Jokowi, who is barred from running for a third term, insists that he is entitled to support a presidential candidate of his or her choosing in his free time, provided he makes no use of government facilities while doing so.
The Unpad declaration was the latest in a series of university statements demanding a fair, accountable election.
Dozens of professors of the University of Indonesia (UI) in Depok, West Java, held a press conference on Friday calling on politicians and state officials to “restore the country’s broken democracy”.
“Our country has lost its way because of unethical and deceitful power struggles. We’re concerned over the actions of the state apparatus and political elites who constantly break their oaths just to enrich themselves,” UI board of professors head Harkristuti Harkrisnowo said.
In an accompanying declaration, the UI professors condemned actions that stifled free expression, saying that some of their number had been “intimidated” by undisclosed individuals by text message after they unveiled the plan to make a declaration criticizing Jokowi.
UI also urged the government to ensure that all civil servants, government officials and members of the public were able to cast their votes freely in the upcoming polls, without any pressure to choose certain candidates.
Over the past few days, academic communities from at least 11 universities across the country, including Hasanuddin University (Unhas), the Indonesian Islamic University (UII) and Syarif Hidayatullah State Islamic University (UIN Jakarta), have called on Jokowi to ensure the elections are fair, free and accountable.
Jokowi’s own alma mater, Gadjah Mada University (UGM) in Yogyakarta, released the so-called Bulaksumur Petition on Wednesday accusing the President of “deviating” from democratic values and urging his administration and other authorities to remedy the situation.
The petition says Jokowi, as a UGM graduate, should uphold the institution’s ideals by embracing the values of Pancasila and strengthening democratic processes.
Responding to the criticisms, Jokowi said on Friday that everyone in the academic community had the right to voice their opinions.
“Well, it’s their democratic right.
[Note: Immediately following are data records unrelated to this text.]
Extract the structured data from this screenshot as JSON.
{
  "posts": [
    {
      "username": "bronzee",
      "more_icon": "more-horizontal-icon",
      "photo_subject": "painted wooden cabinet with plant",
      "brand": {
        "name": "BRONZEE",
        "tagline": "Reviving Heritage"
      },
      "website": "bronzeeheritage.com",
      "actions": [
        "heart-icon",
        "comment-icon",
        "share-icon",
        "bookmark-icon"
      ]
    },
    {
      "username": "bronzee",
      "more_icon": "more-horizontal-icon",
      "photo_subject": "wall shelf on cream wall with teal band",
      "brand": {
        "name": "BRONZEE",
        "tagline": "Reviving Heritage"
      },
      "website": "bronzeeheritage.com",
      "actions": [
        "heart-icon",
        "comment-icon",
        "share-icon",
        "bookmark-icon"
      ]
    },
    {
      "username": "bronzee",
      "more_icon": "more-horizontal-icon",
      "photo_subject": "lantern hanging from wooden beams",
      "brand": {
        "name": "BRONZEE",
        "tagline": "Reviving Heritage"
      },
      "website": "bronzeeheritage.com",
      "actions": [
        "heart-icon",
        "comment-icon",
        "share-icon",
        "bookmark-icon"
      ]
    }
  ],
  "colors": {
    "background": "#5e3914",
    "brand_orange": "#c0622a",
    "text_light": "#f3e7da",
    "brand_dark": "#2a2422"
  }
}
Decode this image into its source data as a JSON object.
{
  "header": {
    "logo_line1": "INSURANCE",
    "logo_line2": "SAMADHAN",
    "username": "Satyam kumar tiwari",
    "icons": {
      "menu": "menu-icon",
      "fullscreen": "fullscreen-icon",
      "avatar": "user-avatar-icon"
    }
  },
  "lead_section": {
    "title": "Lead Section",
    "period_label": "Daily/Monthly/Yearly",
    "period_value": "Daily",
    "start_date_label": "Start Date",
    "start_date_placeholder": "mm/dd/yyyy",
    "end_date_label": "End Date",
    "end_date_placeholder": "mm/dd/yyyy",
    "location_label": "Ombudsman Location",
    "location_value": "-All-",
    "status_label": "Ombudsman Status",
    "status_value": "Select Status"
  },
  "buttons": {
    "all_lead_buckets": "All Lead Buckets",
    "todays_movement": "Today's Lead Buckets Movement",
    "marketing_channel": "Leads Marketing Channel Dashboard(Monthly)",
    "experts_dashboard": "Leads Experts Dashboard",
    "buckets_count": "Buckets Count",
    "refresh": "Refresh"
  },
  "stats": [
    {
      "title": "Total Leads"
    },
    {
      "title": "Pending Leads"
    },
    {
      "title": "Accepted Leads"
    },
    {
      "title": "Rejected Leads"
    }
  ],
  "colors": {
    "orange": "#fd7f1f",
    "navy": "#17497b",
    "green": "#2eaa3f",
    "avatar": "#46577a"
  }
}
Everyone has the right to speak and express opinions,” the President said.
Presidential special staff coordinator Ari Dwipayana said separately on Friday that criticism was necessary to improve democracy.